Can't believe I missed this thread, excellent stuff Hamish, thanks for sharing it. Here in west Wales there's a fair bit of Coracle history and we see them around quite regularly. Any other projects in the pipeline?
What could have been the sources of the water proofing materials?
Rendered animal fats, I can understand but wax (bee's wax?) and the tar?
From all your accounts, the needed quantities must have been substantial.
Tar was one of the most profitable exports from Scandinavia since early history.
Nobody knows how far back
Sheep cultivating for wool goes back a long time in the British Isles, and one byproduct is Lanolin.
Excellent leather preserver and water proofer, as all of us know.
Fat from other domestic animals, including the body fat from sheep, was too valuable as a food source to use on a boat.most was eaten, tallow was made into candles.
Wax? I do not know in Britain, but bee keeping- every farm had bees. Honey was the only sweetener for Millenia, the wax was used for luxury candles, and usually paid as tax to the church, chieftain or overlord.
I doubt bees wax would be used on boats.
That is amazing, thank you for sharing.
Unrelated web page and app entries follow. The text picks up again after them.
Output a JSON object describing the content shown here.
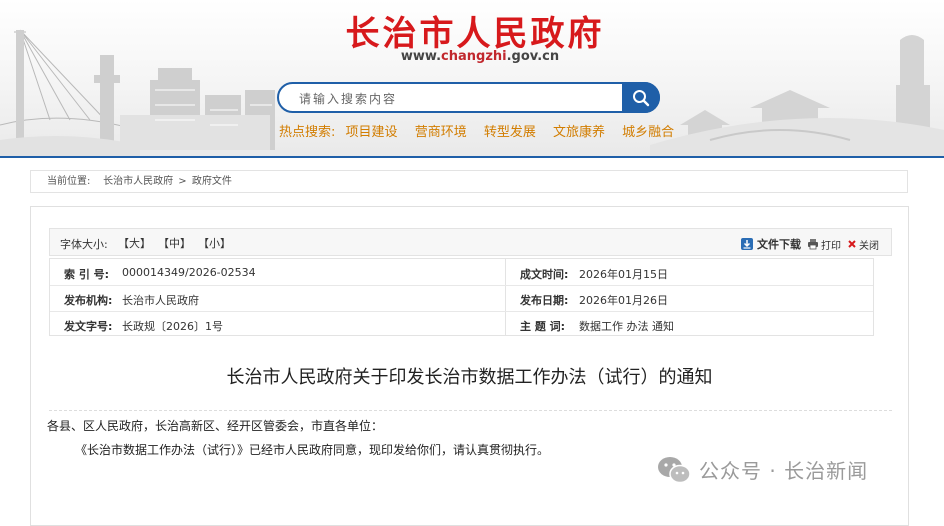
{
  "header": {
    "site_title": "长治市人民政府",
    "url_prefix": "www.",
    "url_highlight": "changzhi",
    "url_suffix": ".gov.cn",
    "search_placeholder": "请输入搜索内容",
    "search_icon": "search-icon",
    "hot_label": "热点搜索:",
    "hot_items": [
      "项目建设",
      "营商环境",
      "转型发展",
      "文旅康养",
      "城乡融合"
    ]
  },
  "breadcrumb": {
    "label": "当前位置:",
    "items": [
      "长治市人民政府",
      "政府文件"
    ],
    "separator": ">"
  },
  "toolbar": {
    "font_size_label": "字体大小:",
    "large": "【大】",
    "medium": "【中】",
    "small": "【小】",
    "download": "文件下载",
    "print": "打印",
    "close": "关闭"
  },
  "meta": {
    "index_label": "索 引 号:",
    "index_value": "000014349/2026-02534",
    "created_label": "成文时间:",
    "created_value": "2026年01月15日",
    "org_label": "发布机构:",
    "org_value": "长治市人民政府",
    "publish_label": "发布日期:",
    "publish_value": "2026年01月26日",
    "docno_label": "发文字号:",
    "docno_value": "长政规〔2026〕1号",
    "topic_label": "主 题 词:",
    "topic_value": "数据工作 办法 通知"
  },
  "document": {
    "title": "长治市人民政府关于印发长治市数据工作办法（试行）的通知",
    "greeting": "各县、区人民政府，长治高新区、经开区管委会，市直各单位：",
    "paragraph": "《长治市数据工作办法（试行）》已经市人民政府同意，现印发给你们，请认真贯彻执行。"
  },
  "watermark": {
    "text": "公众号 · 长治新闻",
    "icon": "wechat-icon"
  },
  "colors": {
    "title_red": "#d7191c",
    "accent_blue": "#1f5fa8",
    "hot_orange": "#d27d00"
  }
}
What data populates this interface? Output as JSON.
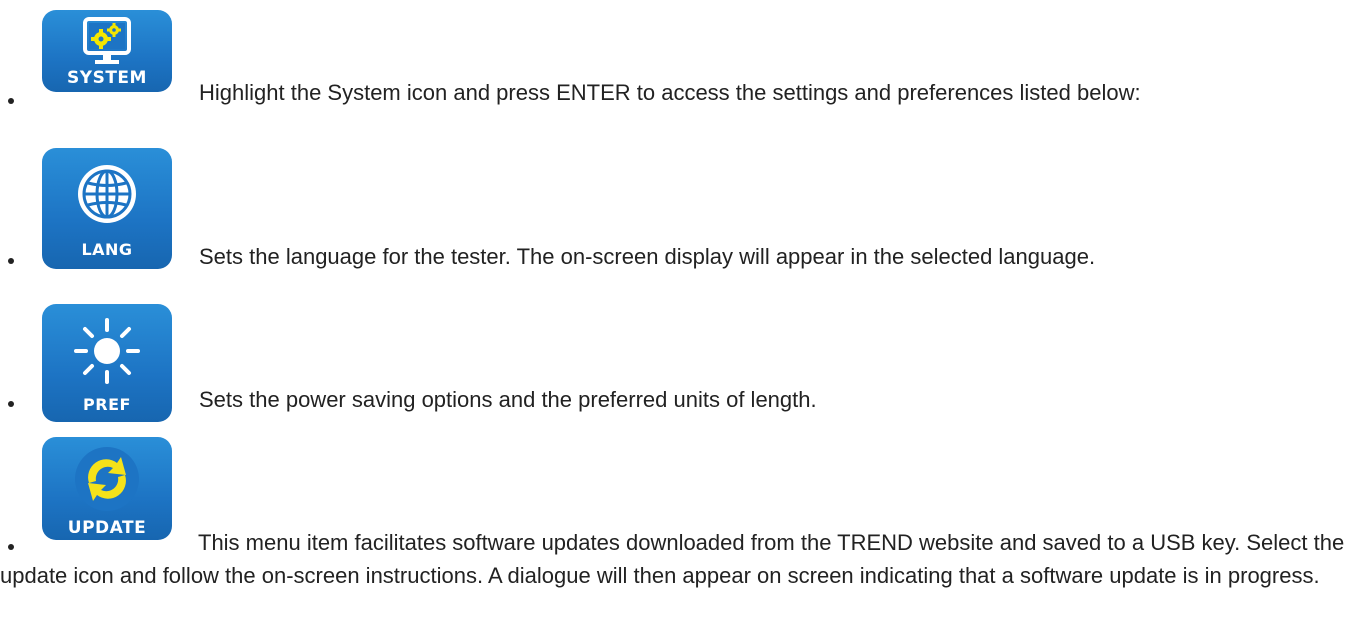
{
  "items": [
    {
      "icon_label": "SYSTEM",
      "icon": "system-monitor-gears-icon",
      "text": "Highlight the System icon and press ENTER to access the settings and preferences listed below:"
    },
    {
      "icon_label": "LANG",
      "icon": "globe-icon",
      "text": "Sets the language for the tester. The on-screen display will appear in the selected language."
    },
    {
      "icon_label": "PREF",
      "icon": "sun-icon",
      "text": "Sets the power saving options and the preferred units of length."
    },
    {
      "icon_label": "UPDATE",
      "icon": "refresh-arrows-icon",
      "text": "This menu item facilitates software updates downloaded from the TREND website and saved to a USB key. Select the update icon and follow the on-screen instructions. A dialogue will then appear on screen indicating that a software update is in progress."
    }
  ],
  "colors": {
    "icon_blue": "#1d74c4",
    "gear_yellow": "#f3e600",
    "arrow_yellow": "#f5e21a",
    "text": "#222222"
  }
}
Having seen the replica of the Brendan Voyage ship its well worth the visit to see the craftsmanship